The formatting process is one aspect of book publishing that can be frustrating for self-publishers, and when that time comes, you need to get it right. The last thing you want is for your book to LOOK like it was self-published. Adobe InDesign is a better program for formatting than Word, but most self-published authors don't have InDesign and they don't know how to use it, so they default to Word - which is entirely fine for most books containing largely text, i.e. fiction. When using Microsoft Word to format your book, it is not uncommon to come across challenges related to the typesetting, especially once you drop your manuscript into a book template. This is when things can get funky and can cause the book to look a little too amateurish. For this blog post, our three areas of focus are kerning, tracking, and leading, which can help improve appearances. Unless you began your writing career on a typewriter, there’s a chance that these terms are new to you. Maybe we can help. Kerning increases or decreases the spacing between certain pairs of letters. Take the letters AV for example. They look better if their edges overlap slightly. It Continue Reading

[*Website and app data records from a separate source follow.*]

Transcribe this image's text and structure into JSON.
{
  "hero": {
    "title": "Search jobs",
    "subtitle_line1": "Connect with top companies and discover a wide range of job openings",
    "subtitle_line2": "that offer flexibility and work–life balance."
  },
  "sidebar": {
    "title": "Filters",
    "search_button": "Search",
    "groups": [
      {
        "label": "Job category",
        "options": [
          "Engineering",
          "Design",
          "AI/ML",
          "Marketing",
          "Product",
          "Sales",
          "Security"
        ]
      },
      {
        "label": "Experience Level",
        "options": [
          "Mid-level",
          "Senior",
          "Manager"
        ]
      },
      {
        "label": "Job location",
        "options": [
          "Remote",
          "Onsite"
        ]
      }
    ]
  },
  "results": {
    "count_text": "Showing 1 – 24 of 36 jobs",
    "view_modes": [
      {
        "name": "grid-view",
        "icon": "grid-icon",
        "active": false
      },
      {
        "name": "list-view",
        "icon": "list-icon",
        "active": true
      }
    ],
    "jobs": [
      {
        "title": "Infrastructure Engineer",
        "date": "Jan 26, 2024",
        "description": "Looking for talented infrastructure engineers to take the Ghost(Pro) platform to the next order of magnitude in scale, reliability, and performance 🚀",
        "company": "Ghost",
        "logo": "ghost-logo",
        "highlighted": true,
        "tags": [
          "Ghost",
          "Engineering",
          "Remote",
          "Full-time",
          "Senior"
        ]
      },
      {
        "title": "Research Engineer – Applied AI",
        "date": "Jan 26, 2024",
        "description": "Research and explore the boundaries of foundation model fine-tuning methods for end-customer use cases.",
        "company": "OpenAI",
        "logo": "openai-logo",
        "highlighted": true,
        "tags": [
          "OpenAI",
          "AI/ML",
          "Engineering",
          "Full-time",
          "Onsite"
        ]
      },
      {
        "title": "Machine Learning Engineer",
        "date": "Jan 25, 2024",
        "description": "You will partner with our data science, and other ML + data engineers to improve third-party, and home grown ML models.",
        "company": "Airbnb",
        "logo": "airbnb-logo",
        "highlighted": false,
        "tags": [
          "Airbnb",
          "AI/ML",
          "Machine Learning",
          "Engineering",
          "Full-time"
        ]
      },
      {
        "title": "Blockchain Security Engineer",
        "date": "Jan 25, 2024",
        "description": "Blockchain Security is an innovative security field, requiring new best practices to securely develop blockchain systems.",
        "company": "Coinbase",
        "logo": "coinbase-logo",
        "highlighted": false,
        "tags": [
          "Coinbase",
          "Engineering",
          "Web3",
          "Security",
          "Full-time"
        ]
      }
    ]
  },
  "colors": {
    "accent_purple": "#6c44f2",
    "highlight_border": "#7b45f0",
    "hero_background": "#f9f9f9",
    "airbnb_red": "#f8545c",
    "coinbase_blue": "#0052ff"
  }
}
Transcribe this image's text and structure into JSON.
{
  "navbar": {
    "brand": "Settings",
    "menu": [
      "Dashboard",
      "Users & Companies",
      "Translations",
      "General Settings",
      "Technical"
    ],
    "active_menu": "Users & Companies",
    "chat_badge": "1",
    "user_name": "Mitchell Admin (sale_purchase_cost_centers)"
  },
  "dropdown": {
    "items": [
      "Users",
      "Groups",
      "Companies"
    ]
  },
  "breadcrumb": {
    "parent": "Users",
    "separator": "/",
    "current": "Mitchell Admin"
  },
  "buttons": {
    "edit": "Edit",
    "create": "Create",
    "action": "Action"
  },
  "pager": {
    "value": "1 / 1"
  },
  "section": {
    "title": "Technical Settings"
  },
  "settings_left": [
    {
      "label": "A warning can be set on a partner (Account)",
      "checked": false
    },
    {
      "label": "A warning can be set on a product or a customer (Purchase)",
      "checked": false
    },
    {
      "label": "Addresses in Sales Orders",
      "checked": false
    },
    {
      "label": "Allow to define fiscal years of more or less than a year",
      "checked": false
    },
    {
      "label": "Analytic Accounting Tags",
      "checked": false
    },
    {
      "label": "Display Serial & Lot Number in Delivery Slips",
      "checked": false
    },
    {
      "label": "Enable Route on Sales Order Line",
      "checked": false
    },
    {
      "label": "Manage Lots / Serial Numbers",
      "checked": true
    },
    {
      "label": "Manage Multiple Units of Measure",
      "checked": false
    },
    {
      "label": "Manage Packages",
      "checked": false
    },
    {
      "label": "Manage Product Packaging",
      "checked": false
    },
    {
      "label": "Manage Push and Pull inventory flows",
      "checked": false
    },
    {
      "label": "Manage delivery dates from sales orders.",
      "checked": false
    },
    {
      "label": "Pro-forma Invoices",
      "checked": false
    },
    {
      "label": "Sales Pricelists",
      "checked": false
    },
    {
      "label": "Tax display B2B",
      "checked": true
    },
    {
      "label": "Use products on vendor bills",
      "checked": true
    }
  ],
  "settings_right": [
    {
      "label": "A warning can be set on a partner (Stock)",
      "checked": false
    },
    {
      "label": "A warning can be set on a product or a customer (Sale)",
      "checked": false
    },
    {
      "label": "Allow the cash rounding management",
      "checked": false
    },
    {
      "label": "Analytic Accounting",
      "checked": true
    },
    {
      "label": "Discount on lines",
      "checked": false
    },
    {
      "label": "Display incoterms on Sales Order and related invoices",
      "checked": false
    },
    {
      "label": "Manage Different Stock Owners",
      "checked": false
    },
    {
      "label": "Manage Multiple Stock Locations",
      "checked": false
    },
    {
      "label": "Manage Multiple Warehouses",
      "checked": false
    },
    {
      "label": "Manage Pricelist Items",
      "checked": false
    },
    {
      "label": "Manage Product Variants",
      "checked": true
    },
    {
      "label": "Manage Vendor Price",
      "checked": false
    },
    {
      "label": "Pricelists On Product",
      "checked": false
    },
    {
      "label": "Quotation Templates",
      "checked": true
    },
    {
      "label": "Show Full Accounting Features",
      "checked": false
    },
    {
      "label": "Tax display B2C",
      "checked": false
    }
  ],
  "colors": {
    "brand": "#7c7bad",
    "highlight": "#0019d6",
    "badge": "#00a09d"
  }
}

So, you’ve written a book. Congratulations! The hardest part is over… mostly. The next step is figuring out how to publish your book. In this digital age, getting a book published is much easier than it was ten or fifteen years ago, as many authors are choosing to forgo traditional publishing routes and try self-publishing. It is important to note that both publishing avenues have their unique benefits and drawbacks, and deciding how to proceed is an individual decision with many factors to consider. Additionally, in the last few years, we’ve seen growth in “hybrid publishing” arrangements, which feature components of traditional publishing and self-publishing. Which option is right for you? We’ve provided an overview of the different options to help you make this important decision. Traditional Publishing This model is what comes to mind when most people think of publishing. Usually an author, or his/her agent, will formally pitch a book (the manuscript itself or the book’s concept) to a publishing house. If the pitch is accepted, the publishing company purchases the rights to publish the book and enters into a contract with the author, which includes a royalty arrangement and, often, an advance, among other fine points. The Continue Reading